by Selma Dimitrijevic.
Camden People’s Theatre 58-60 Hampstead Road NW1 2PY To 31 May.
TICKETS: 020 7419 4841.
then Northern Stage Barras Bridge NE1 7RH 4-6 June.
TICKETS: 0191 230 5151.
then Royal Exchange Theatre (Studio) St Ann’s Square M2 7DH 12-13 June 2015.
TICKETS: 0161 833 9833.
Runs 50min No interval.
Review: Timothy Ramsden: 16, 17 May.
If you see nothing else, be sure to see this.
The title sounds epic, the content isn’t. Yet the loss of a parent can seem a toppling of universal proportions, leaving the dust and rubble of regret, guilt, emptiness and a new rhythm to life.
Here, it’s a mother and adult daughter, played by two men. Sean Campion and Scott Turnbull don’t try female impressions. In their own voices – from Ireland and the Tyne – they play through conversations, repeated with variations as talk between family members throughout a lifetime often is, dealing with little local matters and the arguments they ridiculously cause. A cup of tea, a visit to a relative become last straws for slow-built frustrations.

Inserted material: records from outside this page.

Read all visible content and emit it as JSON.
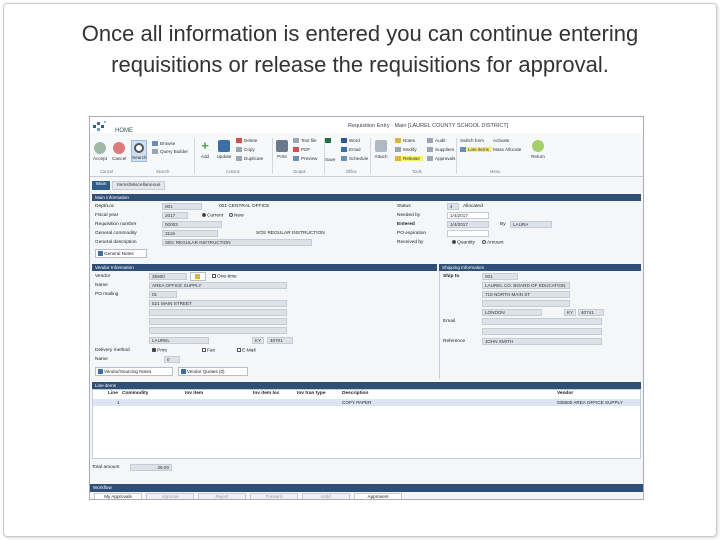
{
  "slide": {
    "title": "Once all information is entered you can continue entering requisitions or release the requisitions for approval."
  },
  "app": {
    "home_tab": "HOME",
    "window_title": "Requisition Entry · Main [LAUREL COUNTY SCHOOL DISTRICT]"
  },
  "ribbon": {
    "accept": "Accept",
    "cancel": "Cancel",
    "search": "Search",
    "browse": "Browse",
    "query_builder": "Query Builder",
    "add": "Add",
    "update": "Update",
    "delete": "Delete",
    "copy": "Copy",
    "duplicate": "Duplicate",
    "print": "Print",
    "text_file": "Text file",
    "pdf": "PDF",
    "preview": "Preview",
    "word": "Word",
    "email": "Email",
    "excel": "Excel",
    "schedule": "Schedule",
    "save": "Save",
    "attach": "Attach",
    "notes": "Notes",
    "modify": "Modify",
    "release": "Release",
    "audit": "Audit",
    "suppliers": "Suppliers",
    "approvals": "Approvals",
    "switch_form": "Switch form",
    "line_items": "Line items",
    "activate": "Activate",
    "mass_allocate": "Mass Allocate",
    "return": "Return",
    "groups": {
      "cancel": "Cancel",
      "search": "Search",
      "actions": "Actions",
      "output": "Output",
      "office": "Office",
      "tools": "Tools",
      "menu": "Menu"
    }
  },
  "tabs": {
    "main": "Main",
    "miscellaneous": "Items/Miscellaneous"
  },
  "main_info": {
    "header": "Main information",
    "dept_loc_label": "Dept/Loc",
    "dept_loc_code": "001",
    "dept_loc_name": "001 CENTRAL OFFICE",
    "fiscal_year_label": "Fiscal year",
    "fiscal_year": "2017",
    "current_label": "Current",
    "new_label": "New",
    "requisition_number_label": "Requisition number",
    "requisition_number": "00003",
    "general_commodity_label": "General commodity",
    "general_commodity_code": "3116",
    "general_commodity_name": "SOS REGULAR INSTRUCTION",
    "general_description_label": "General description",
    "general_description": "SEC REGULAR INSTRUCTION",
    "general_notes_button": "General Notes",
    "status_label": "Status",
    "status_code": "4",
    "status_value": "Allocated",
    "needed_by_label": "Needed by",
    "needed_by": "1/4/2017",
    "entered_label": "Entered",
    "entered": "1/4/2017",
    "entered_by_label": "By",
    "entered_by": "LAURA",
    "po_expiration_label": "PO expiration",
    "received_by_label": "Received by",
    "quantity_label": "Quantity",
    "amount_label": "Amount"
  },
  "vendor": {
    "header": "Vendor Information",
    "vendor_label": "Vendor",
    "vendor_code": "35600",
    "one_time_label": "One-time",
    "name_label": "Name",
    "name": "AREA OFFICE SUPPLY",
    "po_mailing_label": "PO mailing",
    "po_mailing_code": "01",
    "address_line": "521 MAIN STREET",
    "city": "LAUREL",
    "state": "KY",
    "zip": "40701",
    "delivery_label": "Delivery method",
    "print_label": "Print",
    "fax_label": "Fax",
    "email_label": "E-Mail",
    "name2_label": "Name",
    "name2_value": "0",
    "vendor_notes_button": "Vendor/Sourcing Notes",
    "vendor_quotes_button": "Vendor Quotes (0)"
  },
  "shipping": {
    "header": "Shipping Information",
    "ship_to_label": "Ship to",
    "ship_to_code": "001",
    "ship_name": "LAUREL CO. BOARD OF EDUCATION",
    "ship_address": "718 NORTH MAIN ST",
    "ship_city": "LONDON",
    "ship_state": "KY",
    "ship_zip": "40741",
    "email_label": "Email",
    "reference_label": "Reference",
    "reference": "JOHN SMITH"
  },
  "line_items": {
    "header": "Line items",
    "columns": [
      "Line",
      "Commodity",
      "Inv item",
      "Inv item loc",
      "Inv tran type",
      "Description",
      "Vendor"
    ],
    "rows": [
      {
        "line": "1",
        "commodity": "",
        "inv_item": "",
        "inv_item_loc": "",
        "inv_tran_type": "",
        "description": "COPY PAPER",
        "vendor": "035600 AREA OFFICE SUPPLY"
      }
    ],
    "total_label": "Total amount",
    "total_value": "26.00"
  },
  "workflow": {
    "header": "Workflow",
    "buttons": [
      "My Approvals",
      "Approve",
      "Reject",
      "Forward",
      "Hold",
      "Approvers"
    ]
  },
  "colors": {
    "header": "#2f4f77",
    "accent": "#3a6ea5",
    "grid_row": "#dbe6f5"
  }
}
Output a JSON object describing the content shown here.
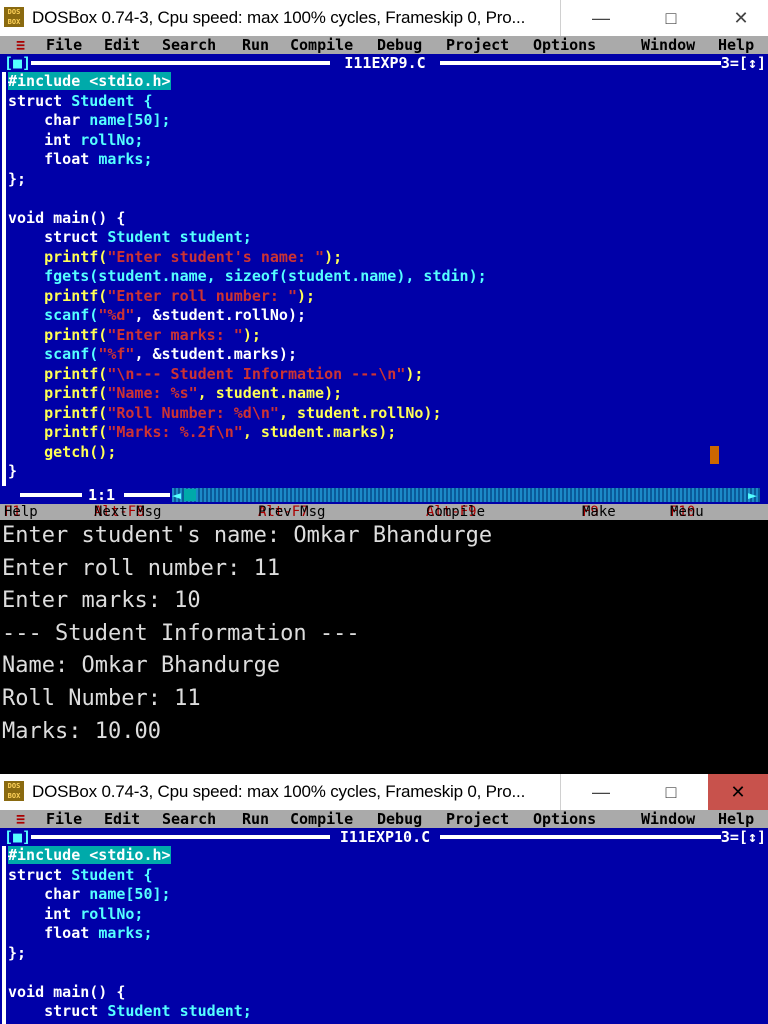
{
  "window1": {
    "title": "DOSBox 0.74-3, Cpu speed: max 100% cycles, Frameskip  0, Pro...",
    "icon_text": "DOS BOX",
    "minimize_glyph": "—",
    "maximize_glyph": "□",
    "close_glyph": "✕",
    "editor": {
      "filename": "I11EXP9.C",
      "left_box": "[■]",
      "right_box": "3=[↕]",
      "cursor_position": "1:1",
      "code": {
        "l1": "#include <stdio.h>",
        "l2a": "struct ",
        "l2b": "Student {",
        "l3a": "    char ",
        "l3b": "name[50];",
        "l4a": "    int ",
        "l4b": "rollNo;",
        "l5a": "    float ",
        "l5b": "marks;",
        "l6": "};",
        "l8a": "void ",
        "l8b": "main() {",
        "l9a": "    struct ",
        "l9b": "Student student;",
        "l10a": "    printf(",
        "l10b": "\"Enter student's name: \"",
        "l10c": ");",
        "l11": "    fgets(student.name, sizeof(student.name), stdin);",
        "l12a": "    printf(",
        "l12b": "\"Enter roll number: \"",
        "l12c": ");",
        "l13a": "    scanf(",
        "l13b": "\"%d\"",
        "l13c": ", &student.rollNo);",
        "l14a": "    printf(",
        "l14b": "\"Enter marks: \"",
        "l14c": ");",
        "l15a": "    scanf(",
        "l15b": "\"%f\"",
        "l15c": ", &student.marks);",
        "l16a": "    printf(",
        "l16b": "\"\\n--- Student Information ---\\n\"",
        "l16c": ");",
        "l17a": "    printf(",
        "l17b": "\"Name: %s\"",
        "l17c": ", student.name);",
        "l18a": "    printf(",
        "l18b": "\"Roll Number: %d\\n\"",
        "l18c": ", student.rollNo);",
        "l19a": "    printf(",
        "l19b": "\"Marks: %.2f\\n\"",
        "l19c": ", student.marks);",
        "l20": "    getch();",
        "l21": "}"
      }
    },
    "function_keys": [
      {
        "key": "F1",
        "label": "Help"
      },
      {
        "key": "Alt-F8",
        "label": "Next Msg"
      },
      {
        "key": "Alt-F7",
        "label": "Prev Msg"
      },
      {
        "key": "Alt-F9",
        "label": "Compile"
      },
      {
        "key": "F9",
        "label": "Make"
      },
      {
        "key": "F10",
        "label": "Menu"
      }
    ]
  },
  "menu": {
    "system": "≡",
    "file": "File",
    "edit": "Edit",
    "search": "Search",
    "run": "Run",
    "compile": "Compile",
    "debug": "Debug",
    "project": "Project",
    "options": "Options",
    "window": "Window",
    "help": "Help"
  },
  "output": {
    "lines": [
      "Enter student's name: Omkar Bhandurge",
      "Enter roll number: 11",
      "Enter marks: 10",
      "",
      "--- Student Information ---",
      "Name: Omkar Bhandurge",
      "Roll Number: 11",
      "Marks: 10.00"
    ]
  },
  "window2": {
    "title": "DOSBox 0.74-3, Cpu speed: max 100% cycles, Frameskip  0, Pro...",
    "icon_text": "DOS BOX",
    "minimize_glyph": "—",
    "maximize_glyph": "□",
    "close_glyph": "✕",
    "editor": {
      "filename": "I11EXP10.C",
      "left_box": "[■]",
      "right_box": "3=[↕]",
      "code": {
        "l1": "#include <stdio.h>",
        "l2a": "struct ",
        "l2b": "Student {",
        "l3a": "    char ",
        "l3b": "name[50];",
        "l4a": "    int ",
        "l4b": "rollNo;",
        "l5a": "    float ",
        "l5b": "marks;",
        "l6": "};",
        "l8a": "void ",
        "l8b": "main() {",
        "l9a": "    struct ",
        "l9b": "Student student;"
      }
    }
  }
}
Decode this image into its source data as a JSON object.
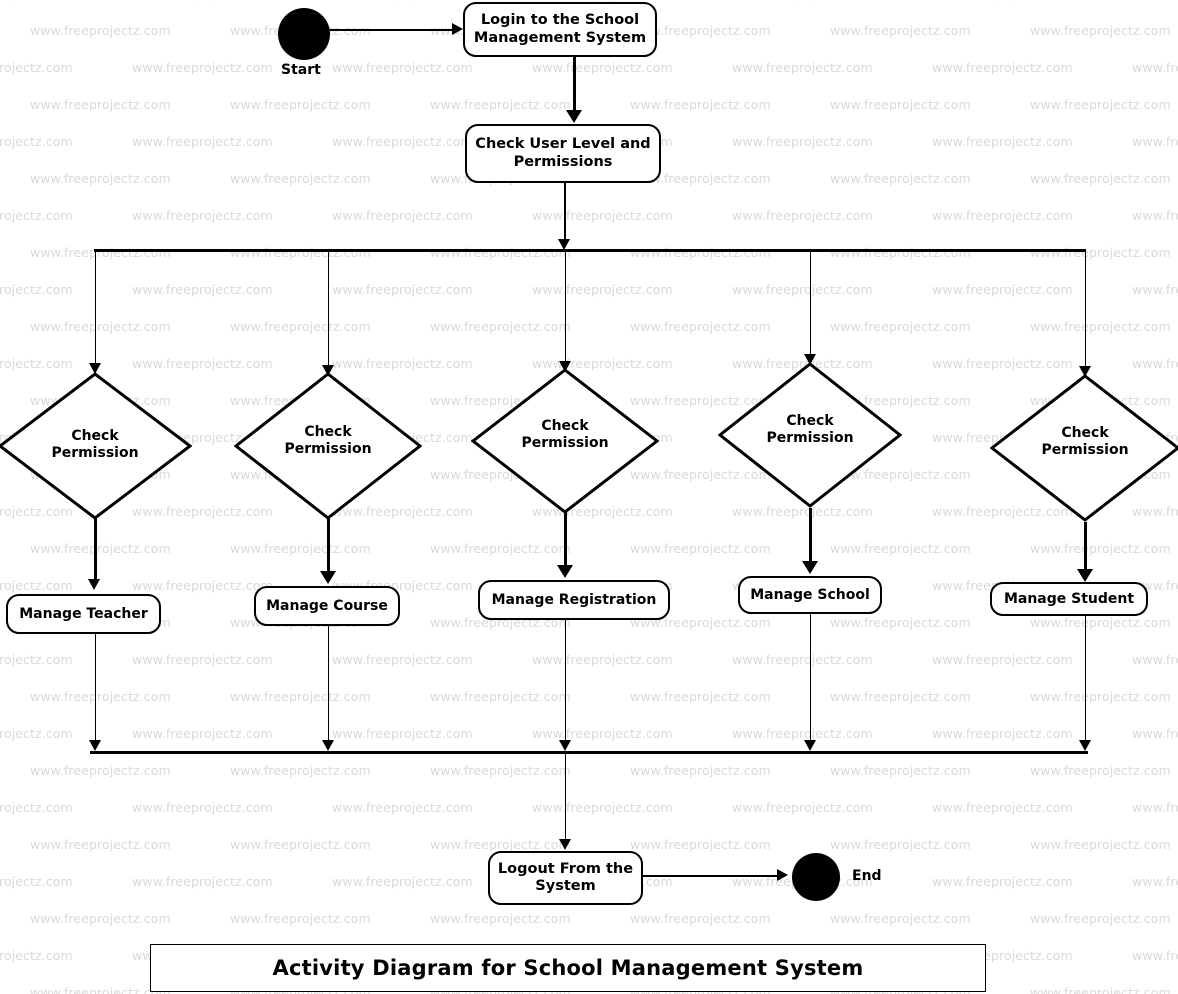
{
  "diagram": {
    "title": "Activity Diagram for School Management System",
    "watermark_text": "www.freeprojectz.com",
    "start_label": "Start",
    "end_label": "End",
    "login_activity": "Login to the School Management System",
    "check_user_activity": "Check User Level and Permissions",
    "logout_activity": "Logout From the System",
    "branches": [
      {
        "decision": "Check\nPermission",
        "activity": "Manage Teacher"
      },
      {
        "decision": "Check\nPermission",
        "activity": "Manage Course"
      },
      {
        "decision": "Check\nPermission",
        "activity": "Manage Registration"
      },
      {
        "decision": "Check\nPermission",
        "activity": "Manage School"
      },
      {
        "decision": "Check\nPermission",
        "activity": "Manage Student"
      }
    ],
    "colors": {
      "stroke": "#000000",
      "fill": "#ffffff",
      "watermark": "#d9d9d9"
    }
  }
}
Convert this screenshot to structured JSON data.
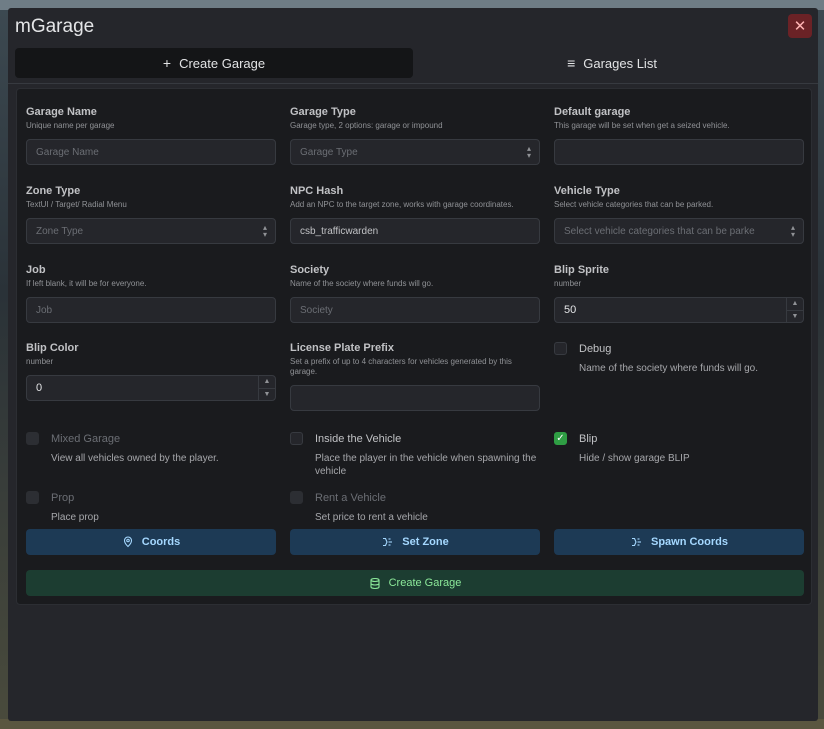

The clarity of youth can be amused or angered by the indecisions of an older, probably less widely educated generation. Or, the anxieties of age find the demands of the young difficult. Unspoken tracks of thought can erupt in words that seem inconsistent to external ears. What brings amused understanding one time round might cause fury another.
There tends to be a lot of movement in the first half. The second is more still, and quiet, the reason becoming clear as the talk acquires an elegiac tone, delving beneath previous embarrassment.
As in ancient and eastern theatre traditions, male actors give the female characters a universal quality, though their individuality is also evident. As a kind of earth to the performances, each performance invites a mother and daughter from the community to sit on stage, watching, reacting, putting a jigsaw together if they wish, as the actors construct lives across the stage.
As director, Selma Dimitrijevic further simplifies her own, already stripped-back script, removing the few set items suggested, cutting an offstage voice. This demands utter discipline in the writing – where every bare word has to hold-up the imagined world. Every word here does.
To create dramatic truth and resonate with the audience, there is no room for effect or show. There is none here; through their commitment, developed over time, both actors open-up a deep humanity with a direct simplicity rarely found outside the empty space of the great director Peter Brook.
Mother: Sean Campion.
Daughter: Scott Turnbull.
Director: Selma Dimitrijevic.
Designer: Oliver Townsend.